→ Action item
Report every line in the listing that contains the string "object".

→ Recorded data
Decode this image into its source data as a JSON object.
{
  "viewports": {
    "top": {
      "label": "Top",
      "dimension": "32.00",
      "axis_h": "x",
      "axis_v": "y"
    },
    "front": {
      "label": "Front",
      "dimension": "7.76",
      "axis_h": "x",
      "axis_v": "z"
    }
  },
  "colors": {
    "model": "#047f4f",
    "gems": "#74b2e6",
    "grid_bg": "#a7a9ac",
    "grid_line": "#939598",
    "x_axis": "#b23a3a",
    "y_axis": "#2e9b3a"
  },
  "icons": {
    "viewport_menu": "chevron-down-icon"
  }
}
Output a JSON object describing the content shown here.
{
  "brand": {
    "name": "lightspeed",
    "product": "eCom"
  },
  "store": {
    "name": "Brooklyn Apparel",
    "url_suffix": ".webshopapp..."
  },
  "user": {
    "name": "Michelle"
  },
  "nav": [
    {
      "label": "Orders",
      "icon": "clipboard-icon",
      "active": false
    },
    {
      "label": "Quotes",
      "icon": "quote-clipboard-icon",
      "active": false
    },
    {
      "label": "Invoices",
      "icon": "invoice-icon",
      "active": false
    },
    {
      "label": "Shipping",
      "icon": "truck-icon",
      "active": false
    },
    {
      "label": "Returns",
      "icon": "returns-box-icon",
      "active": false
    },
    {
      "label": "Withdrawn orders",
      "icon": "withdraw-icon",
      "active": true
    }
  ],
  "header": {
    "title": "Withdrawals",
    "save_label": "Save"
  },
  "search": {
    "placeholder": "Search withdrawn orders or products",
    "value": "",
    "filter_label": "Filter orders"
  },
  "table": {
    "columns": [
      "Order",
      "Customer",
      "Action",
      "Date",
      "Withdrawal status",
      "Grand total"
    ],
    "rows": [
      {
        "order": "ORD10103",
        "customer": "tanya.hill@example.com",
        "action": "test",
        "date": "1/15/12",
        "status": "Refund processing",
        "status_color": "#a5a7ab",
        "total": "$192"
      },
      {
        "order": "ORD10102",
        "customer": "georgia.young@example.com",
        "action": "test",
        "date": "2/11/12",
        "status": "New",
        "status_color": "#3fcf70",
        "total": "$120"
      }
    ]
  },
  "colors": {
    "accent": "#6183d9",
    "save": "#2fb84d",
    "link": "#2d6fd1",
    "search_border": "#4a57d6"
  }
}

→ Response for this exercise
Decode this image into its source data as a JSON object.
Output a JSON object describing the content shown here.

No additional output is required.